Sources of Legislative Proposals: A Descriptive Introduction

Sources of Legislative Proposals:
A Descriptive Introduction
Judy Schneider
Specialist on the Congress
Government and Finance Division
Ideas for legislation come from individual Members of Congress, congressional
committees and subcommittees, informal groups of Members, the executive and judicial
branches, state and local governments, foreign governments, constituents, advocacy and
lobby groups, and the press.
Individual Members. When Members are elected to Congress, they usually come
to Washington to legislate on promises made during their campaign. They have ideas on
what their district or state needs and what is best for the nation. Their ideas are frequently
transformed into legislation that appears among the thousands of measures that are
introduced in the first weeks of a new Congress and throughout the two years. Legislation
can also be included in so-called omnibus measures. Members also initiate legislation
following extended visits to their constituents after seeing and assessing needs firsthand.
Committee and Subcommittees. Committees and subcommittees charged by
House or Senate rules with legislating, studying and reviewing, and investigating specific
policy areas make their own legislative proposals. House and Senate committees identify
needs for legislation and are crucial in recommending that such legislation be introduced.
By the time of the bill’s introduction, the appropriate committee is well prepared to
continue its work.
Informal Groups. In addition to the numerous committees and subcommittees,
there is a myriad of informal groups of Members with interests in a particular issue or
region of the country. These groups study issues and lobby for the enactment of specific
policies. For example, the Congressional Black Caucus and the Congressional Caucus
for Women’s Issues are active in promoting causes and initiating legislation. Recent
freshman classes have also been recognized as cohesive in their policy pursuits.
Executive Branch. The Constitution of the United States grants to the President
the power to propose legislation. At the beginning of each year, in a televised State of the
Union Message, the President addresses Congress and the nation in the House of

Representatives’ chamber to announce his legislative priorities for that year. Throughout
the year, through executive messages and policy speeches, among other ways, the
President converts the broad concepts from his speech into specific legislative ideas for
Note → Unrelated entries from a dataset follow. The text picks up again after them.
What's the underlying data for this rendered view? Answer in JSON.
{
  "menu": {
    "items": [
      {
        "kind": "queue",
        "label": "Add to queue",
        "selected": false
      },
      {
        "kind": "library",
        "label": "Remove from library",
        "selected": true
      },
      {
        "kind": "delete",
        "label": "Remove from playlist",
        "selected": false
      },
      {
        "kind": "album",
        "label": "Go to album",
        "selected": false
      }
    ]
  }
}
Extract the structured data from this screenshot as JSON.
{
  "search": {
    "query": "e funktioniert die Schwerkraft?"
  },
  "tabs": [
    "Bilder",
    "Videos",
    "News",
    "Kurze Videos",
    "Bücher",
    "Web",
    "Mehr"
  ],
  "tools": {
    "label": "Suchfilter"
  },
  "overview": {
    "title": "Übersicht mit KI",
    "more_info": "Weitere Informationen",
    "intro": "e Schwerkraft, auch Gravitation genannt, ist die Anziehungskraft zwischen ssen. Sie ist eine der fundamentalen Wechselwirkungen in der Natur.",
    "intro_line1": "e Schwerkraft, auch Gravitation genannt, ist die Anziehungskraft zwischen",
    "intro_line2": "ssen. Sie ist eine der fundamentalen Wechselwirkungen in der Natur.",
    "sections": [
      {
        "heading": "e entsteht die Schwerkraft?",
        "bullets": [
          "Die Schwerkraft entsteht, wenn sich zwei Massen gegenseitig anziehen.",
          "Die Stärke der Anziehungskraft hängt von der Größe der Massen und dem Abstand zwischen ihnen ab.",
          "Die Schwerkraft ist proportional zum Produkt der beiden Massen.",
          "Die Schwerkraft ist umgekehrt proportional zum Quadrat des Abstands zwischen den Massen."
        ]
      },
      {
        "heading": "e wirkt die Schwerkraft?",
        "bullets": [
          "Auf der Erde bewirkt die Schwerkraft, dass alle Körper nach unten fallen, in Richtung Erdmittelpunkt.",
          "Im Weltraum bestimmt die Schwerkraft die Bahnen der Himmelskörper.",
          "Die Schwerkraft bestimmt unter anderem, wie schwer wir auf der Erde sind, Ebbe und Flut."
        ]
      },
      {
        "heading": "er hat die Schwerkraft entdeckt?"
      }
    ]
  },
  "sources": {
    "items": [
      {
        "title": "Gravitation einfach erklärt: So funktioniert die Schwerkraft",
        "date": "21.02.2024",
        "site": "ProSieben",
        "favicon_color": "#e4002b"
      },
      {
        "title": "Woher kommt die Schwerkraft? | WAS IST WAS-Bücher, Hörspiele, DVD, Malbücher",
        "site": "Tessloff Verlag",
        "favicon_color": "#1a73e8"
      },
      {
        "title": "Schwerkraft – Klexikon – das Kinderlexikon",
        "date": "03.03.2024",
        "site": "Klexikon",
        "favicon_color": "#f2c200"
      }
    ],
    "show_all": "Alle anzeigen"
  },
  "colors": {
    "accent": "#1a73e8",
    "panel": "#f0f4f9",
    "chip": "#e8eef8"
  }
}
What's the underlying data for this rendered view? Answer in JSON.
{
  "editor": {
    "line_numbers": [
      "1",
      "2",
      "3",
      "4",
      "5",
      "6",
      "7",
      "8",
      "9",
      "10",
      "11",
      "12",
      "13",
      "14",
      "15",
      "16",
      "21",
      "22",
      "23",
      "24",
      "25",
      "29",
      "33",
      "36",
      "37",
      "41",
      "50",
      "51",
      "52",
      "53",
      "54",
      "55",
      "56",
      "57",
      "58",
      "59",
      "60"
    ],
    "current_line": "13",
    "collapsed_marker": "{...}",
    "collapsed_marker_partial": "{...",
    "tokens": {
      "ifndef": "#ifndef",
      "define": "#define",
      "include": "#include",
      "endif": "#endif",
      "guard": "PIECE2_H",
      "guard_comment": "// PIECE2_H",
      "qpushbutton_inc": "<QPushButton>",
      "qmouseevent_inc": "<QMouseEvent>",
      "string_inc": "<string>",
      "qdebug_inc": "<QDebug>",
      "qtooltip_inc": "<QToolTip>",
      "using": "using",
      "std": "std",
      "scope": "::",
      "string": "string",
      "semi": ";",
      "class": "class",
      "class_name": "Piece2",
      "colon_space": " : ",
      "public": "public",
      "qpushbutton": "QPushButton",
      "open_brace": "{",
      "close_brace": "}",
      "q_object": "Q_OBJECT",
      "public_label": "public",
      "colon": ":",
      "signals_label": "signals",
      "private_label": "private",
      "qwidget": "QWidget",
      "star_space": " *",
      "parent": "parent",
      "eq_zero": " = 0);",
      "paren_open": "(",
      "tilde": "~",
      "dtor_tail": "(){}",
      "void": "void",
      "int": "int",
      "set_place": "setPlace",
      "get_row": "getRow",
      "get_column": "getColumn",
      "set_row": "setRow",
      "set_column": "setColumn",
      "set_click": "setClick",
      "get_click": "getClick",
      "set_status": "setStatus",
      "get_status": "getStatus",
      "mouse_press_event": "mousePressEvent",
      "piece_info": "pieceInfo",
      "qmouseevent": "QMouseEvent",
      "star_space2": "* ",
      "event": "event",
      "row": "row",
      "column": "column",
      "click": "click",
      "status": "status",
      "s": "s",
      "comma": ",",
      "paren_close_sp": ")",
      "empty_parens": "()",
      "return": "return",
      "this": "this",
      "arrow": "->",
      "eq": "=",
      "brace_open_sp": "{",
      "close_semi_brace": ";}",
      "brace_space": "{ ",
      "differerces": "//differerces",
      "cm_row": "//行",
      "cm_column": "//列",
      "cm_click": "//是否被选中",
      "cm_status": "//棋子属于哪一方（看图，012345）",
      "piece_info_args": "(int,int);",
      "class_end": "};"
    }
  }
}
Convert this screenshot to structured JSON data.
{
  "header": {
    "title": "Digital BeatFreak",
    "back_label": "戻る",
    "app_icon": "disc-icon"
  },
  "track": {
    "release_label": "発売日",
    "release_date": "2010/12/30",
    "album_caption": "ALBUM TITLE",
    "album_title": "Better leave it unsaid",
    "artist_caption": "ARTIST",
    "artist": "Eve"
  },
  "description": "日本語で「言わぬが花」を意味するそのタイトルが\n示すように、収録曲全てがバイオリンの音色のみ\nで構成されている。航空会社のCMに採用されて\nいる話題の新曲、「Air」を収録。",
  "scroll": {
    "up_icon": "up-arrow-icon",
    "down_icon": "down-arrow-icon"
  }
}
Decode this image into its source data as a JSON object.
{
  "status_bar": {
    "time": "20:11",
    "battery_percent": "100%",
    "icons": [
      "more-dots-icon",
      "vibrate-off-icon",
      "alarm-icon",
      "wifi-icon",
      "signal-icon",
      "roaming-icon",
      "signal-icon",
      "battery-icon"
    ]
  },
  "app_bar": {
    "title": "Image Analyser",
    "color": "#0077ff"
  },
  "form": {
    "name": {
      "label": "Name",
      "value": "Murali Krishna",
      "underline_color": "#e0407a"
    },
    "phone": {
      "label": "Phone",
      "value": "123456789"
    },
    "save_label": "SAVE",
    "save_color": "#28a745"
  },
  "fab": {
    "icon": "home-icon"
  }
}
congressional consideration. Many proposals grow out of campaign issues and reflect the
policy initiatives that may have led to the President’s election. Many others reflect the
recommendations of his Cabinet and other executive branch policy advisers as they
determine new authority or reforms needed related to existing laws.
State and Local Government. Although autonomous from the national
legislature, state and local governments often look to Congress for assistance in solving
local problems. This aid is often monetary, but occasionally it may take the form of
federal regulations affecting local activities. For example, in the case of the Safe
Drinking Water Act, the needs of the locality are met through legislation providing funds,
but also requiring that certain national standards be met. National legislators attempt to
design such legislation in a fashion that favors conditions in their state or district.
Supreme Court. Constitutionality, the highest court in the nation interprets the
laws Congress passes. Legislation ruled unconstitutional by the court, or policy decisions
or directives made by the Court in its rulings, often find their way back to Congress’s
agenda in the form of new legislative proposals.
Foreign Governments. Congress serves a foreign as well as a domestic policy
function. The Senate is constitutionally charged with advice and consent on appointment
of ambassadors and ratification of treaties with foreign governments. The needs of
individual countries and global regions are addressed in Congress as legislative proposals.
Constituents. Members of Congress serve legislative and representative functions.
As representatives, they seek to address the needs of their constituents through the
legislative process. Constituents’ ideas often find their way into legislation. Pictures of
average citizens, and in some cases, famous actors and actresses, rather than lobbyists and
politicians, testifying about specific legislative needs, or the piles of mail from home
being delivered to Members offices are commonplace. Because reelection is so closely
tied to taking care of constituents, many of their demands are translated into legislation,
especially when they affect many individuals and more than one district or state.
Advocacy and Lobby Groups. It is generally believed among Congress
watchers that there exists an interest group for almost every issue before the Congress.
Many of these groups seek to influence decision making once legislation is introduced;
others seek to influence the legislative agenda itself, including which measures should be
considered and which should be kept off the agenda. In addition to providing legislative
proposals, these groups actively seek action on them.
Press. An internal joke on Capitol Hill says that the day after the television show
60 Minutes is on, or the day after the magazine Readers Digest hits the newsstands, are
the worst days to work in a congressional office, especially as a caseworker or press
secretary. These two outside sources are believed on Capitol Hill to provoke more ideas
for more legislation for more Members than all other sources combined. The press is a
potent watchdog for Congress and an equally potent advocate for the citizenry. Ideas
raised in the media, especially local media, elicit serious consideration by Members.